Deep listening is a process of learning about the underlying feelings and emotions in a conversation. When gathering research, we need to engage in deep listening in order to focus on the point of view of people who are affected by an issue.


Munson, Ziad. The Making of Pro-Life Activists: How Social Movement Mobilization Works.

9 Things Good Listeners Do Differently” by Lindsay Holmes

Vecchio, Robert. “Power, Politics, and Influence.” Leadership: Understanding the Dynamics of Power and Influence in Organizations, edited by Robert Vecchio, University of Notre Dame Press.

Sanchez-Hucles, Janis and Donald Davis. “Women and Women of Color in Leadership: Complexity, Identity and Intersectionality.” American Psychologist, 65(3), p. 171-181.

Krznaric, Roman. Empathy: Why It Matters and How to Get It.

What This Means for Social Justice Activists & Academics

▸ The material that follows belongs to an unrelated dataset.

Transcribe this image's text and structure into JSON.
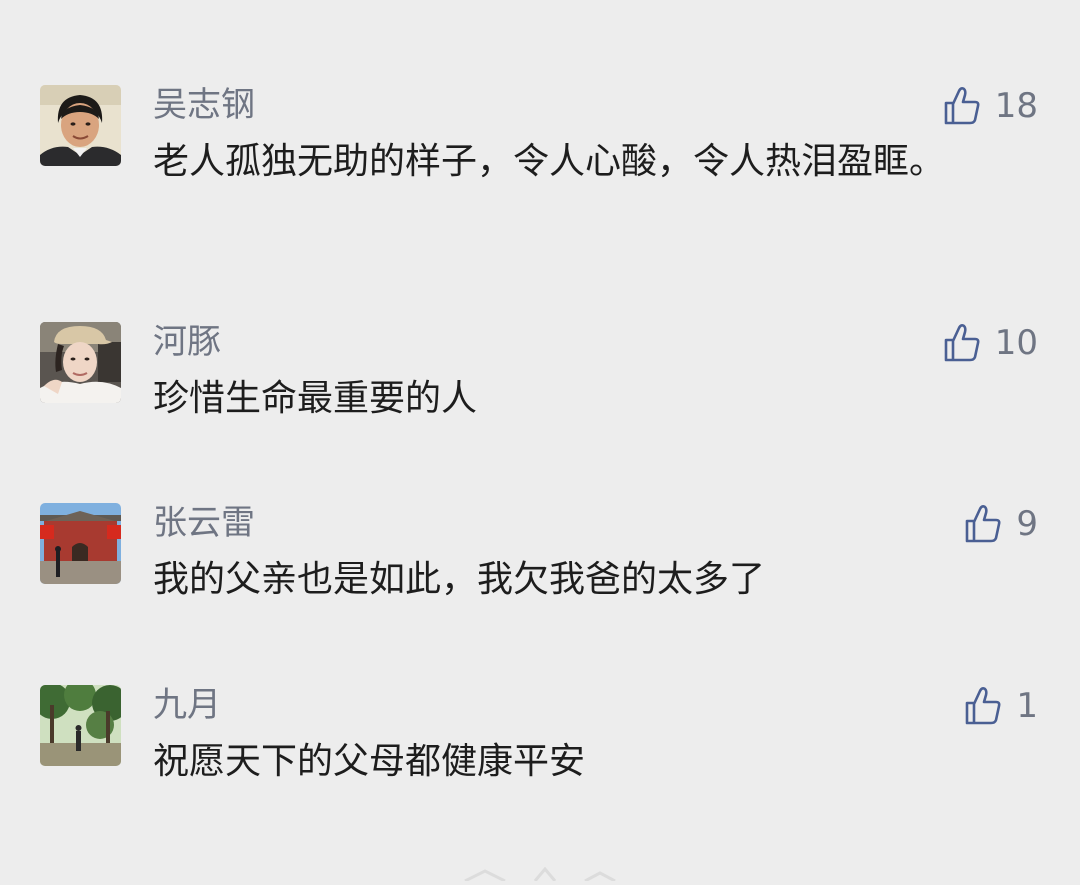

Social Justice Activists Social justice folks are skilled in listening to stakeholders’ stories and experiences. Through deep listening, social justice folks can strengthen their listening skills by observing the non-verbal cues and distinguishing between facts, feelings, and emotions of a conversation. Through deep listening practices social justice folks focus less on their own perspectives and feelings and strive to learn something new.
Academics When teaching this curriculum, students must learn how to engage in deep listening in order to call co-workers, collaborators, and allies into courageous conversations. By gaining this skill, students increase their ability to skillfully have uncomfortable conversations by focusing on the stories and experiences of everyone involved in a conflict. Learning how to listen for the underlying emotions, issues of difference, and power dynamics of conversations prepares students to hold more inclusive and equitable conversations surrounding conflict.